[EXCERPTED RECORDS]

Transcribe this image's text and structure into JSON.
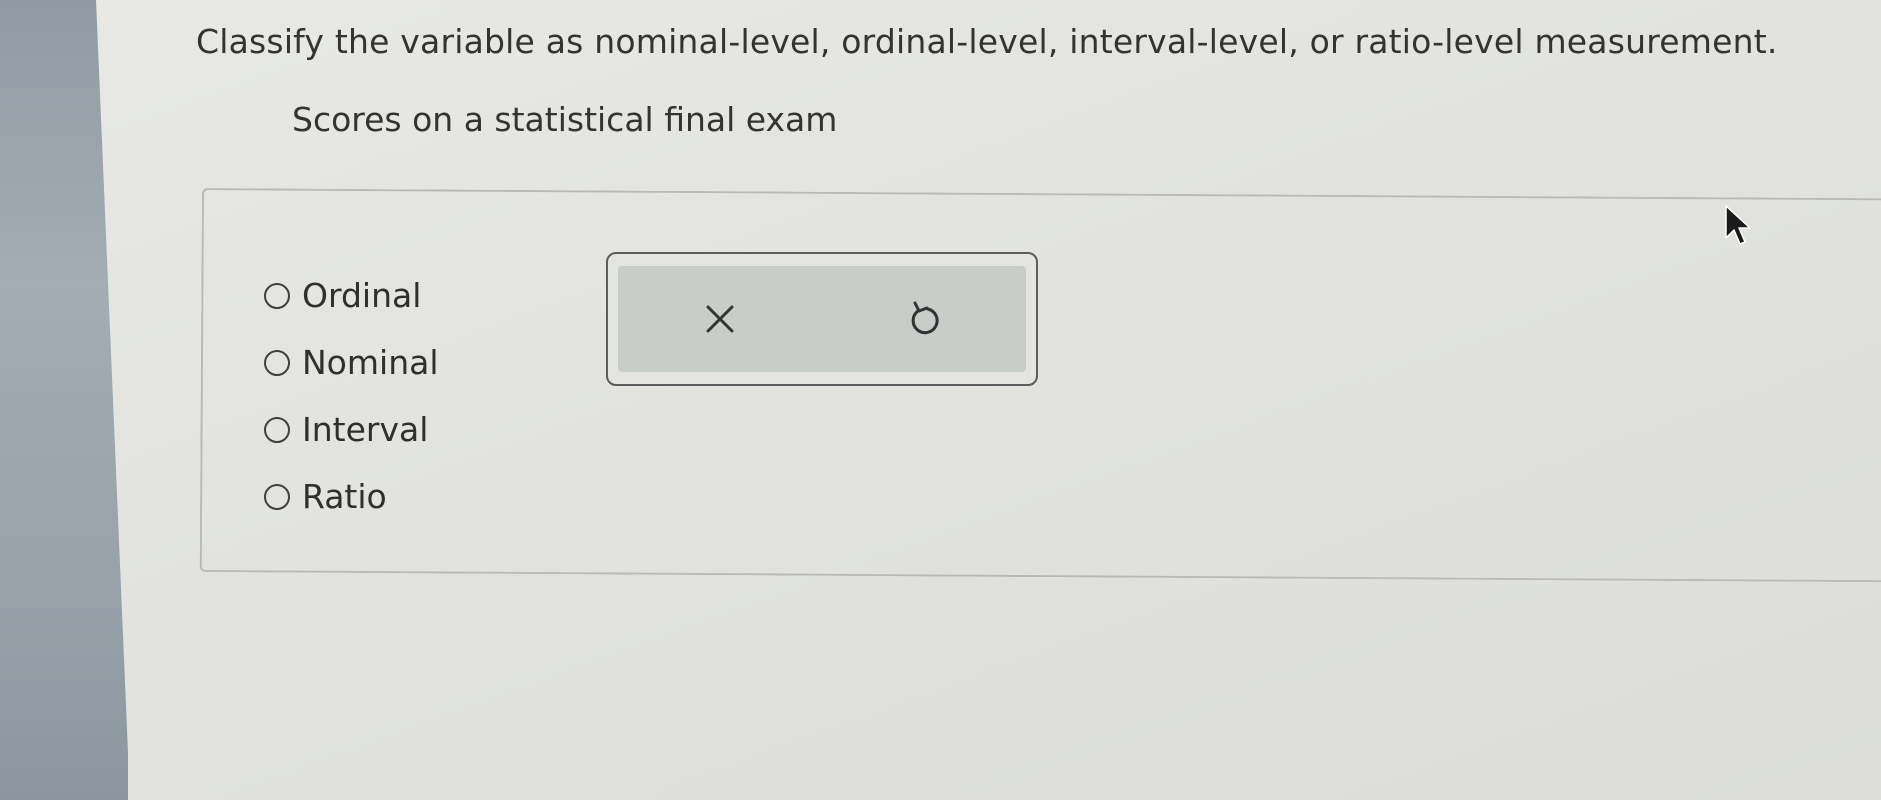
{
  "question": {
    "text": "Classify the variable as nominal-level, ordinal-level, interval-level, or ratio-level measurement."
  },
  "prompt": {
    "text": "Scores on a statistical final exam"
  },
  "options": [
    {
      "label": "Ordinal",
      "selected": false
    },
    {
      "label": "Nominal",
      "selected": false
    },
    {
      "label": "Interval",
      "selected": false
    },
    {
      "label": "Ratio",
      "selected": false
    }
  ],
  "toolbox": {
    "clear_icon": "close-icon",
    "undo_icon": "undo-icon"
  },
  "colors": {
    "text": "#2b2b2b",
    "toolbox_fill": "#c9cdca",
    "toolbox_border": "#5a5c5d"
  }
}
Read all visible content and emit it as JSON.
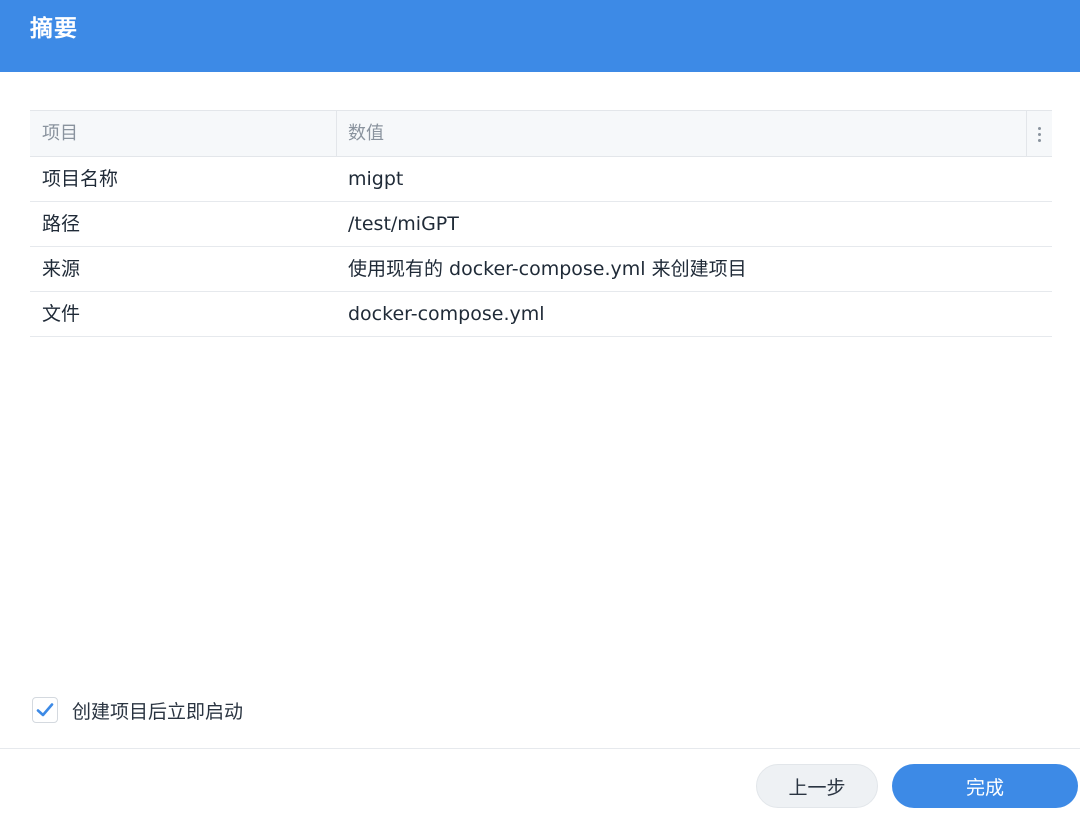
{
  "header": {
    "title": "摘要"
  },
  "table": {
    "columns": {
      "name": "项目",
      "value": "数值"
    },
    "rows": [
      {
        "name": "项目名称",
        "value": "migpt"
      },
      {
        "name": "路径",
        "value": "/test/miGPT"
      },
      {
        "name": "来源",
        "value": "使用现有的 docker-compose.yml 来创建项目"
      },
      {
        "name": "文件",
        "value": "docker-compose.yml"
      }
    ]
  },
  "options": {
    "autostart_label": "创建项目后立即启动",
    "autostart_checked": true
  },
  "footer": {
    "back_label": "上一步",
    "finish_label": "完成"
  },
  "colors": {
    "accent": "#3d8ae6"
  }
}
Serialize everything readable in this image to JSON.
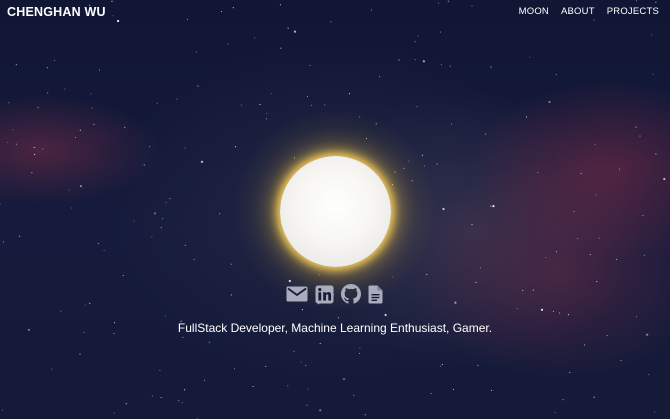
{
  "header": {
    "brand": "CHENGHAN WU",
    "nav": [
      {
        "label": "MOON"
      },
      {
        "label": "ABOUT"
      },
      {
        "label": "PROJECTS"
      }
    ]
  },
  "hero": {
    "tagline": "FullStack Developer, Machine Learning Enthusiast, Gamer.",
    "social_icons": [
      "mail-icon",
      "linkedin-icon",
      "github-icon",
      "resume-document-icon"
    ]
  },
  "colors": {
    "background": "#151a3a",
    "moon": "#f5f4f0",
    "moon_glow": "#e6c04a",
    "nebula": "#7a2d46",
    "icon": "#a9adbb",
    "text": "#ffffff"
  }
}
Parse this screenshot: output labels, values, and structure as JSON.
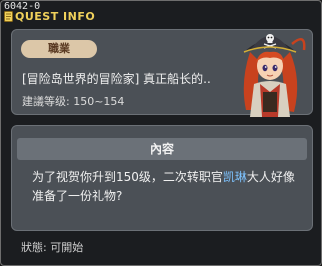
{
  "window": {
    "quest_id": "6042-0",
    "title": "QUEST INFO"
  },
  "quest": {
    "job_badge": "職業",
    "name": "[冒险岛世界的冒险家] 真正船长的..",
    "level_requirement": "建議等级: 150~154",
    "npc_icon": "pirate-captain-portrait"
  },
  "content": {
    "header": "內容",
    "text_before_npc": "为了视贺你升到150级，二次转职官",
    "npc_name": "凯琳",
    "text_after_npc": "大人好像准备了一份礼物?"
  },
  "status": {
    "label": "狀態: 可開始"
  },
  "colors": {
    "title": "#f0d15b",
    "npc_name": "#7ec3ff",
    "panel": "#4b5056",
    "badge": "#dcc7a8"
  }
}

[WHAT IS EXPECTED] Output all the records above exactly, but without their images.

[EXERCISE SOLUTION]
Transcribe this image's text and structure into JSON.
{
  "question": {
    "text": "Classify the variable as nominal-level, ordinal-level, interval-level, or ratio-level measurement."
  },
  "prompt": {
    "text": "Scores on a statistical final exam"
  },
  "options": [
    {
      "label": "Ordinal",
      "selected": false
    },
    {
      "label": "Nominal",
      "selected": false
    },
    {
      "label": "Interval",
      "selected": false
    },
    {
      "label": "Ratio",
      "selected": false
    }
  ],
  "toolbox": {
    "clear_icon": "close-icon",
    "undo_icon": "undo-icon"
  },
  "colors": {
    "text": "#2b2b2b",
    "toolbox_fill": "#c9cdca",
    "toolbox_border": "#5a5c5d"
  }
}
Read all visible content and emit it as JSON.
{
  "header": {
    "title": "摘要"
  },
  "table": {
    "columns": {
      "name": "项目",
      "value": "数值"
    },
    "rows": [
      {
        "name": "项目名称",
        "value": "migpt"
      },
      {
        "name": "路径",
        "value": "/test/miGPT"
      },
      {
        "name": "来源",
        "value": "使用现有的 docker-compose.yml 来创建项目"
      },
      {
        "name": "文件",
        "value": "docker-compose.yml"
      }
    ]
  },
  "options": {
    "autostart_label": "创建项目后立即启动",
    "autostart_checked": true
  },
  "footer": {
    "back_label": "上一步",
    "finish_label": "完成"
  },
  "colors": {
    "accent": "#3d8ae6"
  }
}
Serialize everything readable in this image to JSON.
{
  "header": {
    "brand": "CHENGHAN WU",
    "nav": [
      {
        "label": "MOON"
      },
      {
        "label": "ABOUT"
      },
      {
        "label": "PROJECTS"
      }
    ]
  },
  "hero": {
    "tagline": "FullStack Developer, Machine Learning Enthusiast, Gamer.",
    "social_icons": [
      "mail-icon",
      "linkedin-icon",
      "github-icon",
      "resume-document-icon"
    ]
  },
  "colors": {
    "background": "#151a3a",
    "moon": "#f5f4f0",
    "moon_glow": "#e6c04a",
    "nebula": "#7a2d46",
    "icon": "#a9adbb",
    "text": "#ffffff"
  }
}
Parse this screenshot: output labels, values, and structure as JSON.
{
  "window": {
    "quest_id": "6042-0",
    "title": "QUEST INFO"
  },
  "quest": {
    "job_badge": "職業",
    "name": "[冒险岛世界的冒险家] 真正船长的..",
    "level_requirement": "建議等级: 150~154",
    "npc_icon": "pirate-captain-portrait"
  },
  "content": {
    "header": "內容",
    "text_before_npc": "为了视贺你升到150级，二次转职官",
    "npc_name": "凯琳",
    "text_after_npc": "大人好像准备了一份礼物?"
  },
  "status": {
    "label": "狀態: 可開始"
  },
  "colors": {
    "title": "#f0d15b",
    "npc_name": "#7ec3ff",
    "panel": "#4b5056",
    "badge": "#dcc7a8"
  }
}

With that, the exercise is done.